** Given data follows **
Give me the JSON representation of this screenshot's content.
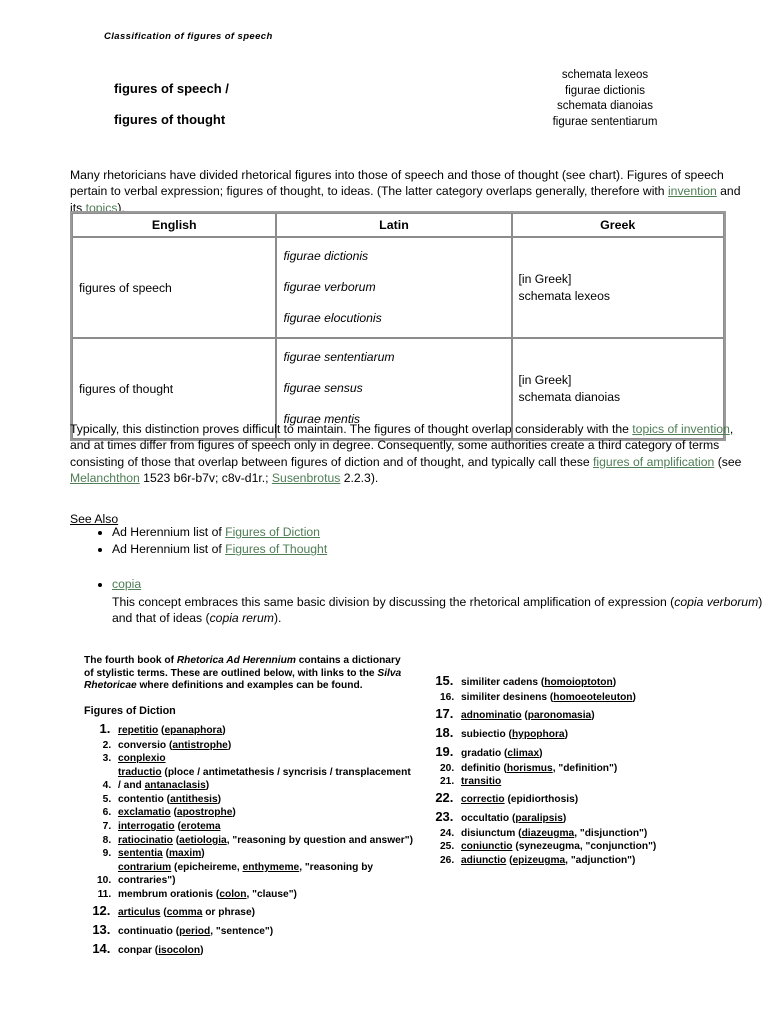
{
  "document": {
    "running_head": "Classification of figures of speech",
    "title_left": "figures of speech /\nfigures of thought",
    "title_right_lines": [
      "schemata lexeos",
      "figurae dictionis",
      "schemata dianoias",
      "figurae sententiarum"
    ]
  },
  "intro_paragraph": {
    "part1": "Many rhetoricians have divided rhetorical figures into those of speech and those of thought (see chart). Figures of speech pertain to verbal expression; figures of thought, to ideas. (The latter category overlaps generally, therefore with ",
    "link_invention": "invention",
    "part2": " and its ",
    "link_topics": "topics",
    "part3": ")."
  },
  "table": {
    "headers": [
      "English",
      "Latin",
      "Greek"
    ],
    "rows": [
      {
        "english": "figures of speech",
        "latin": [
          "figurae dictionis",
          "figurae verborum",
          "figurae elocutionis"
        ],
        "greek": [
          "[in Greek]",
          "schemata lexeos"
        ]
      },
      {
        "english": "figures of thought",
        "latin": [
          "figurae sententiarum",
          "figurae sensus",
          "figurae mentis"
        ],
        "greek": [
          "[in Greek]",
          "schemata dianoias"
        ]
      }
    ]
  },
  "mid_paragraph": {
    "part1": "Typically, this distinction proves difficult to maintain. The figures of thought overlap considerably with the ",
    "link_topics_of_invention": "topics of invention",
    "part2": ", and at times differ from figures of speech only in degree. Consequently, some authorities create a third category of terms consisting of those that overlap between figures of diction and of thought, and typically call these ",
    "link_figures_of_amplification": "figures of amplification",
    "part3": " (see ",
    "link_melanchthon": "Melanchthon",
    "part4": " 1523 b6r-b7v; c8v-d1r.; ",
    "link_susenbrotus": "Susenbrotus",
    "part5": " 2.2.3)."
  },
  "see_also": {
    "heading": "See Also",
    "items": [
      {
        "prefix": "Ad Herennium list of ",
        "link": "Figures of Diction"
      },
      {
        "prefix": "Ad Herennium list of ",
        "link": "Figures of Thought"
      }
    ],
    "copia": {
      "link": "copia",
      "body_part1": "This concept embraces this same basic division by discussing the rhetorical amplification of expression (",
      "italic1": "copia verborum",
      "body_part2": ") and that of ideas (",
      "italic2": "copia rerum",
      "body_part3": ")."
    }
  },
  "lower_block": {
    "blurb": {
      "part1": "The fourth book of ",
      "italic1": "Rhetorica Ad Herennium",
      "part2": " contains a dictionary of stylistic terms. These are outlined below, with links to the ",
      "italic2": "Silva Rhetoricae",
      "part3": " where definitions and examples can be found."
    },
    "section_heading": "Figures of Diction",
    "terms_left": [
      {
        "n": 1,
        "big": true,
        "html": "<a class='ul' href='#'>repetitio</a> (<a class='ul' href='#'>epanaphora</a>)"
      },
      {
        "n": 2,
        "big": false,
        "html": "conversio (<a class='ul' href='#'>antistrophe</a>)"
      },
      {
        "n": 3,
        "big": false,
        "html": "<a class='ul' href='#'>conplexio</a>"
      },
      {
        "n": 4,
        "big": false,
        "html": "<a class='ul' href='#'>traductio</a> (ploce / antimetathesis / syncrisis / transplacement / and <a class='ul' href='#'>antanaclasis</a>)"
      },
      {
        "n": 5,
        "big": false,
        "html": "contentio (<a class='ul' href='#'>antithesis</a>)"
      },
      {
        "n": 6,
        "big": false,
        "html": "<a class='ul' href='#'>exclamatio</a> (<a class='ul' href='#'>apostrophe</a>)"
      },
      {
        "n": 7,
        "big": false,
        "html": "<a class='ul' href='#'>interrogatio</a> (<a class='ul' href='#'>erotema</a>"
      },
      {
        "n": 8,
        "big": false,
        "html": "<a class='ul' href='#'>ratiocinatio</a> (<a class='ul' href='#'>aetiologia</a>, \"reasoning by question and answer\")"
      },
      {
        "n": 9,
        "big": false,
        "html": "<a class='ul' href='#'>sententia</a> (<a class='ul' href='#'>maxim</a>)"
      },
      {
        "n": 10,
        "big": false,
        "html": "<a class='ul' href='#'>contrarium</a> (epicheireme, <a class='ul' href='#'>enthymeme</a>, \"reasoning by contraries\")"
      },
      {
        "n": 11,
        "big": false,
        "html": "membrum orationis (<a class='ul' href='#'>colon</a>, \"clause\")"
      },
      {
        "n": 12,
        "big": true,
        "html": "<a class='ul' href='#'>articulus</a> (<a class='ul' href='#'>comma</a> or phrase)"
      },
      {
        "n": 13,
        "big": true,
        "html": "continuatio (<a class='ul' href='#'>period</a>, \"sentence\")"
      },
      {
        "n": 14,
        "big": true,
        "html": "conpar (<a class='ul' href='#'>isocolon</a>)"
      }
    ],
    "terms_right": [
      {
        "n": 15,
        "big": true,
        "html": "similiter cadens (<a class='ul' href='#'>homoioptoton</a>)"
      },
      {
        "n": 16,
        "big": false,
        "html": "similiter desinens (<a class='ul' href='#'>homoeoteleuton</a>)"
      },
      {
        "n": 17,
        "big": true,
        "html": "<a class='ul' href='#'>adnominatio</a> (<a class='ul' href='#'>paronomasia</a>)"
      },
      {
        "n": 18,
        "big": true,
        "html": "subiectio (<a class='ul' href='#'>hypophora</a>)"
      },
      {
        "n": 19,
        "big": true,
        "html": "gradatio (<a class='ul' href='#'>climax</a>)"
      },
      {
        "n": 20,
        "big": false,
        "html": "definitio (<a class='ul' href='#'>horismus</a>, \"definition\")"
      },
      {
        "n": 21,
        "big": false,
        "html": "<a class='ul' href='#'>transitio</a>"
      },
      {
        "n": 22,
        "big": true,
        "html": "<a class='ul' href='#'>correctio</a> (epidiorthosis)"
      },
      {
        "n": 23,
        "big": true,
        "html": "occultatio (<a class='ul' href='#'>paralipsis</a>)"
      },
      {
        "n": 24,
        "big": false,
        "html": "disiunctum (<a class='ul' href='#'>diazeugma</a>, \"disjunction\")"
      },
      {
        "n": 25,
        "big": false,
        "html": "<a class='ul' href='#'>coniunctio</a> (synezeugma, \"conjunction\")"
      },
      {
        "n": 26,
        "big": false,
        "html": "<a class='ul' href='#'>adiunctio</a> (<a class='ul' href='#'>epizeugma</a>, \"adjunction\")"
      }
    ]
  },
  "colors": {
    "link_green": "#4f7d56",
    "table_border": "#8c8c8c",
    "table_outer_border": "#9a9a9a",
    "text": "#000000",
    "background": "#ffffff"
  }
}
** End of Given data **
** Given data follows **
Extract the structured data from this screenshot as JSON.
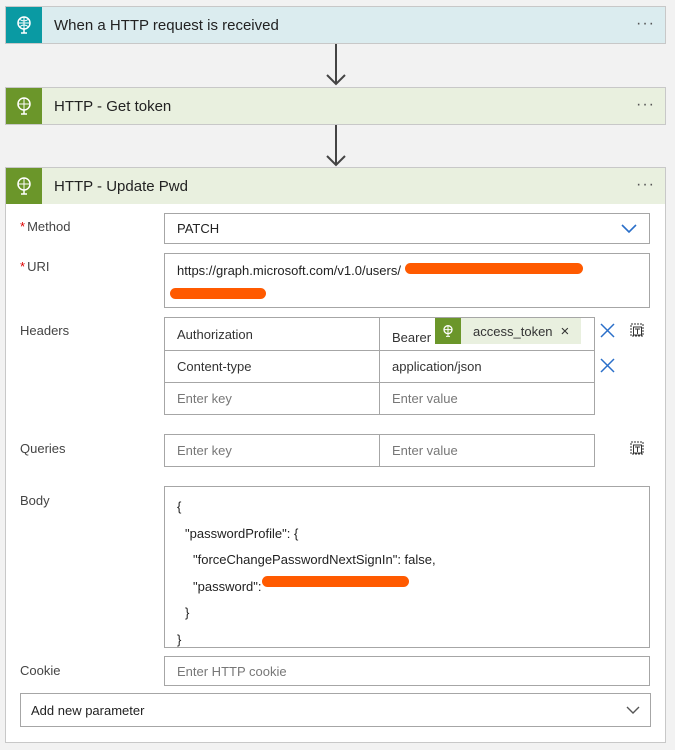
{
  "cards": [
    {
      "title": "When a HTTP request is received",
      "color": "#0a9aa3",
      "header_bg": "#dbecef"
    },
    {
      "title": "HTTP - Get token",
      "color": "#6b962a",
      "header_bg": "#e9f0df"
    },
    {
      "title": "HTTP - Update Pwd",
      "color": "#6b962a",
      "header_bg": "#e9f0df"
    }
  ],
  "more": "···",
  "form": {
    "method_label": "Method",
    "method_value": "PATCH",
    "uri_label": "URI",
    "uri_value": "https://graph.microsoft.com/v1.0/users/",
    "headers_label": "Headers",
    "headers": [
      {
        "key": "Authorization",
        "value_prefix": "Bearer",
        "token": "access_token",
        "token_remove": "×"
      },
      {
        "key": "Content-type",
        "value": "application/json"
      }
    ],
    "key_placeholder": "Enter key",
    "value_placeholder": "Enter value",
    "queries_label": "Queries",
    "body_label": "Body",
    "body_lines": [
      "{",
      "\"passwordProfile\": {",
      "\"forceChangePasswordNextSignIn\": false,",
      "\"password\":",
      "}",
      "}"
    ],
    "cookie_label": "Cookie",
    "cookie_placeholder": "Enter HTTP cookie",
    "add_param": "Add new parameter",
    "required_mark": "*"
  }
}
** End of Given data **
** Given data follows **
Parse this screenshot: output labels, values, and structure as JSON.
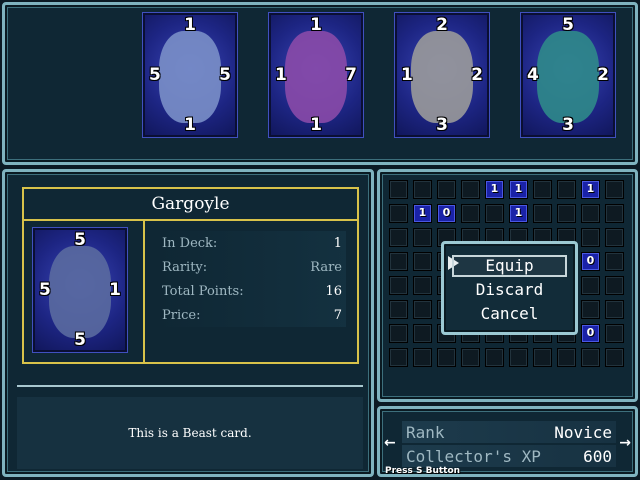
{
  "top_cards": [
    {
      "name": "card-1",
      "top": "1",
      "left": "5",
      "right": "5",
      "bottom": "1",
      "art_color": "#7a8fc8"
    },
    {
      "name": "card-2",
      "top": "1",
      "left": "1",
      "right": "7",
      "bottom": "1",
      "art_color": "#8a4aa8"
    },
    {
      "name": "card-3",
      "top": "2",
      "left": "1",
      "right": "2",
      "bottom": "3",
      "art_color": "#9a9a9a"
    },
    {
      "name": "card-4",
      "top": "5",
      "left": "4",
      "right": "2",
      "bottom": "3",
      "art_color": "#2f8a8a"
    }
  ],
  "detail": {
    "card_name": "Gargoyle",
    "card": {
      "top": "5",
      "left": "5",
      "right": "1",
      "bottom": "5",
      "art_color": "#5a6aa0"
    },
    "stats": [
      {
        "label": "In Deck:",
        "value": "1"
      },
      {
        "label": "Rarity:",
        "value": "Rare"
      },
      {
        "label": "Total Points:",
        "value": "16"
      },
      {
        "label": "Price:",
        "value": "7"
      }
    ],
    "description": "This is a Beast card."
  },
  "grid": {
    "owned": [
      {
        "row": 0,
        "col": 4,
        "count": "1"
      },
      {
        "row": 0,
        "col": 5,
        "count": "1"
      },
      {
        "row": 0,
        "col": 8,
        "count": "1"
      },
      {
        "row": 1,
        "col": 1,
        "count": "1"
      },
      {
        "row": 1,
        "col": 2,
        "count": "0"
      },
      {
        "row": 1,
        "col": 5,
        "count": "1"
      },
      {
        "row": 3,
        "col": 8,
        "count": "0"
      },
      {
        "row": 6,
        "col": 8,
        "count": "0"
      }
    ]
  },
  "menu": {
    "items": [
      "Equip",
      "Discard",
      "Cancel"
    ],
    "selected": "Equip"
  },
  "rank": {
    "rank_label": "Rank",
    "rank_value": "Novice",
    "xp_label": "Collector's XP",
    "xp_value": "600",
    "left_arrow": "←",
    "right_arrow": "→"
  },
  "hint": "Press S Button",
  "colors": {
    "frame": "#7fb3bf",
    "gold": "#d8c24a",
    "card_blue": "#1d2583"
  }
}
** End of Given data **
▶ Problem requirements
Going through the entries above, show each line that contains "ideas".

▶ Answer section
    "part1": "Many rhetoricians have divided rhetorical figures into those of speech and those of thought (see chart). Figures of speech pertain to verbal expression; figures of thought, to ideas. (The latter category overlaps generally, therefore with ",
      "body_part2": ") and that of ideas (",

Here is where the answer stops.